I expected him to walk over to a bin of dowels and pull the requested size but instead he grabbed a chunk of scrape wood from the table next door and asked how long. I re-emphasized that I could not just use a piece of square stock it had to be round. Unphased he asked again how long and then promptly cut off a meter of roughly ½” x ¾” rectangular wood. I was almost sure the next step was to take the wood over to a lathe and mill it down but with wood that thin I was unsure how it was going to turn out.
I should not have worried since he immediately took it over to wood planer and cleaned up the rough cut wood before moving to his homemade table saw/dowel jigging machine (sorry if you don’t know the terms) and cut the piece down to a clean ¼” x ¼” by 1 meter long piece of wood. Still thinking I was going to end up with a square dowel I had to ask again to be sure he understood. “Si, si” he answered then shows me a router that he planned to use to make the piece round. Ingenious I thought, but then on the first pass he could not keep the wood square to the router and decided on yet a different idea.
The process has now taken about 5 minutes and I am thinking how much is my $2 dowel going to cost me with all this labor. I kept my mouth shut and just asked the names of all the tools in Spanish as I tried to keep from helping him out.

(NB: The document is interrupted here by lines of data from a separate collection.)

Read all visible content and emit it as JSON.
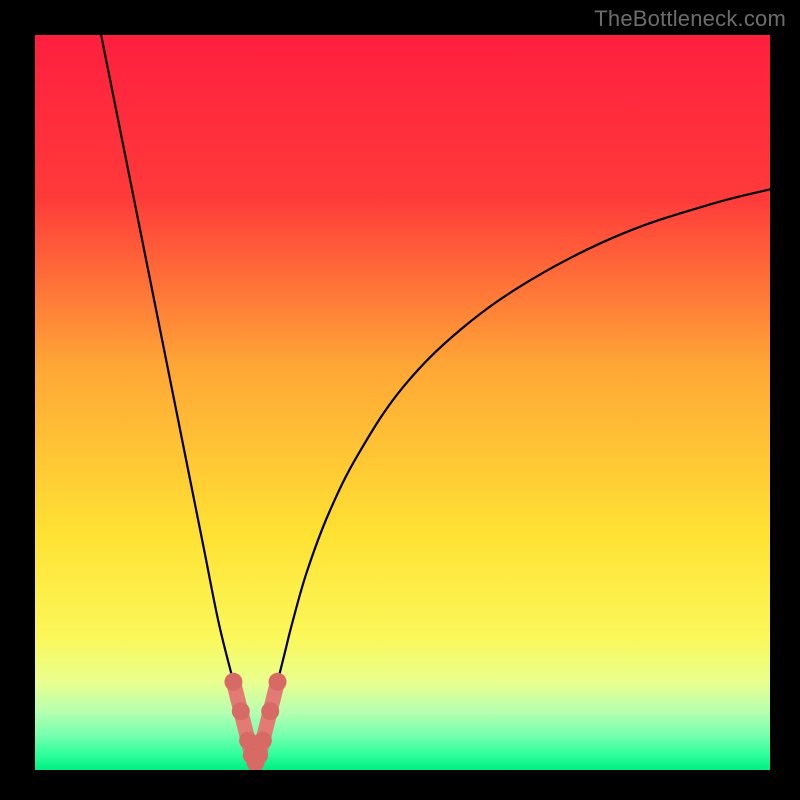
{
  "watermark": {
    "text": "TheBottleneck.com"
  },
  "chart_data": {
    "type": "line",
    "title": "",
    "xlabel": "",
    "ylabel": "",
    "xlim": [
      0,
      100
    ],
    "ylim": [
      0,
      100
    ],
    "grid": false,
    "legend": false,
    "background_gradient_stops": [
      {
        "pct": 0,
        "color": "#ff1f3f"
      },
      {
        "pct": 22,
        "color": "#ff3a3a"
      },
      {
        "pct": 45,
        "color": "#ffa636"
      },
      {
        "pct": 68,
        "color": "#ffe233"
      },
      {
        "pct": 82,
        "color": "#fbf85a"
      },
      {
        "pct": 88,
        "color": "#e9ff8e"
      },
      {
        "pct": 92,
        "color": "#b8ffb0"
      },
      {
        "pct": 95,
        "color": "#7dffb0"
      },
      {
        "pct": 98,
        "color": "#2bff9a"
      },
      {
        "pct": 100,
        "color": "#00ef82"
      }
    ],
    "series": [
      {
        "name": "bottleneck-curve",
        "style": "thin-black",
        "x": [
          9.0,
          11.0,
          13.0,
          15.0,
          17.0,
          19.0,
          21.0,
          23.0,
          25.0,
          27.0,
          28.0,
          29.0,
          29.5,
          30.0,
          30.5,
          31.0,
          32.0,
          33.0,
          34.0,
          35.0,
          37.0,
          40.0,
          44.0,
          50.0,
          58.0,
          68.0,
          80.0,
          92.0,
          100.0
        ],
        "values": [
          100.0,
          90.0,
          80.0,
          70.0,
          60.0,
          50.0,
          40.0,
          30.0,
          20.0,
          12.0,
          8.0,
          4.0,
          2.0,
          1.0,
          2.0,
          4.0,
          8.0,
          12.0,
          16.0,
          20.0,
          27.0,
          35.0,
          43.0,
          52.0,
          60.0,
          67.0,
          73.0,
          77.0,
          79.0
        ]
      },
      {
        "name": "bottleneck-minimum-region",
        "style": "thick-salmon-dotted",
        "x": [
          27.0,
          28.0,
          29.0,
          29.5,
          30.0,
          30.5,
          31.0,
          32.0,
          33.0
        ],
        "values": [
          12.0,
          8.0,
          4.0,
          2.0,
          1.0,
          2.0,
          4.0,
          8.0,
          12.0
        ]
      }
    ],
    "minimum_point": {
      "x": 30.0,
      "value": 1.0
    }
  }
}
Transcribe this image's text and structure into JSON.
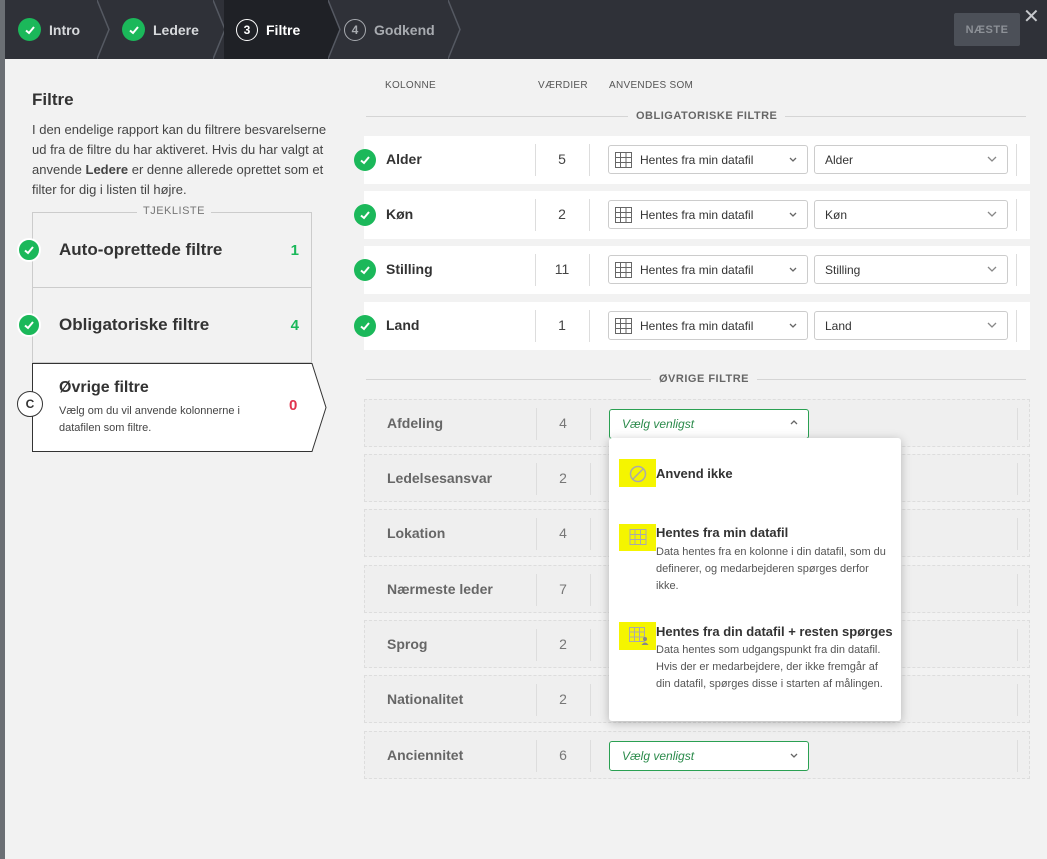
{
  "steps": [
    {
      "label": "Intro",
      "state": "done"
    },
    {
      "label": "Ledere",
      "state": "done"
    },
    {
      "number": "3",
      "label": "Filtre",
      "state": "active"
    },
    {
      "number": "4",
      "label": "Godkend",
      "state": "pending"
    }
  ],
  "next_button": "NÆSTE",
  "close_glyph": "✕",
  "left": {
    "title": "Filtre",
    "desc_1": "I den endelige rapport kan du filtrere besvarelserne ud fra de filtre du har aktiveret. Hvis du har valgt at anvende ",
    "desc_bold": "Ledere",
    "desc_2": " er denne allerede oprettet som et filter for dig i listen til højre.",
    "checklist_label": "TJEKLISTE",
    "items": [
      {
        "title": "Auto-oprettede filtre",
        "count": "1",
        "count_color": "#1bb85a"
      },
      {
        "title": "Obligatoriske filtre",
        "count": "4",
        "count_color": "#1bb85a"
      }
    ],
    "active_item": {
      "marker": "C",
      "title": "Øvrige filtre",
      "sub": "Vælg om du vil anvende kolonnerne i datafilen som filtre.",
      "count": "0",
      "count_color": "#e0344e"
    }
  },
  "columns": {
    "kolonne": "KOLONNE",
    "vaerdier": "VÆRDIER",
    "anvendes": "ANVENDES SOM"
  },
  "sections": {
    "mandatory": "OBLIGATORISKE FILTRE",
    "other": "ØVRIGE FILTRE"
  },
  "mandatory_rows": [
    {
      "name": "Alder",
      "values": "5",
      "source": "Hentes fra min datafil",
      "column": "Alder"
    },
    {
      "name": "Køn",
      "values": "2",
      "source": "Hentes fra min datafil",
      "column": "Køn"
    },
    {
      "name": "Stilling",
      "values": "11",
      "source": "Hentes fra min datafil",
      "column": "Stilling"
    },
    {
      "name": "Land",
      "values": "1",
      "source": "Hentes fra min datafil",
      "column": "Land"
    }
  ],
  "other_rows": [
    {
      "name": "Afdeling",
      "values": "4",
      "select": "Vælg venligst"
    },
    {
      "name": "Ledelsesansvar",
      "values": "2"
    },
    {
      "name": "Lokation",
      "values": "4"
    },
    {
      "name": "Nærmeste leder",
      "values": "7"
    },
    {
      "name": "Sprog",
      "values": "2"
    },
    {
      "name": "Nationalitet",
      "values": "2"
    },
    {
      "name": "Anciennitet",
      "values": "6",
      "select": "Vælg venligst"
    }
  ],
  "dropdown": {
    "options": [
      {
        "title": "Anvend ikke",
        "desc": "",
        "icon": "ban-icon"
      },
      {
        "title": "Hentes fra min datafil",
        "desc": "Data hentes fra en kolonne i din datafil, som du definerer, og medarbejderen spørges derfor ikke.",
        "icon": "grid-icon"
      },
      {
        "title": "Hentes fra din datafil + resten spørges",
        "desc": "Data hentes som udgangspunkt fra din datafil. Hvis der er medarbejdere, der ikke fremgår af din datafil, spørges disse i starten af målingen.",
        "icon": "grid-person-icon"
      }
    ],
    "highlight_color": "#f5f500"
  }
}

His next step was a hand planer. You know what they are, you just never see anyone use them anymore for anything other than door stops or when in really nice shape as conversation items in some guys ManCave. Anyway, he pulled the planer out and checked the blade then proceeded to make my square stick round. I would guess he put another 5 minutes or more worth of labor into the rounding process then 5 more to sand it smooth before he measured it and pronounced it complete.
I have not gotten home yet, but just by feel and looking down its length I would be surprised if the thickness varies by more than 1/64” over the entire length. Total cost: 10 pesos, or about $0.80.
I am thrilled, so I march over to the Cervezaria and pick us both up a beer and celebrate before moving to Malaque to see about those water filters.
I caught the “Chicken bus” as we call it. It is the local bus, no frills, 60 cents to ride as long or as short a distance as you like. Often it is standing room only and on occasion a couple of chickens will be in pens on the seat beside you. Thrilled to find a single seat unoccupied I plopped my stick and I down just before the bus erupted with clapping, singing, and the cajoling voices of 25 Mexicans chanting, “Tequila, Tequila, Tequila”. Somebody was having too much fun on Good Friday.
It’s a short ride to Melaque, perhaps a mile or perhaps two, but the chicken bus stops everywhere. My 25 new best friends must have been going to bus stop just after me since they carried on for the next 10 minutes singing and chanting old Mexican folk songs, children’s songs and even a couple of songs that I was sure were not meant for children’s ears. My only complaint was that once again, being in a land of people who are blessed with incredible singing voices, I get the one bus with 25 tone deaf Mexicans. They even chose to sing my favorite song, “Rancho Grande” but I could not join in since there second flaw was that they had less rhythm than this Jueto has. I had to get off the bus at the next stop anyway.
Have a great weekend, no commuting till Monday!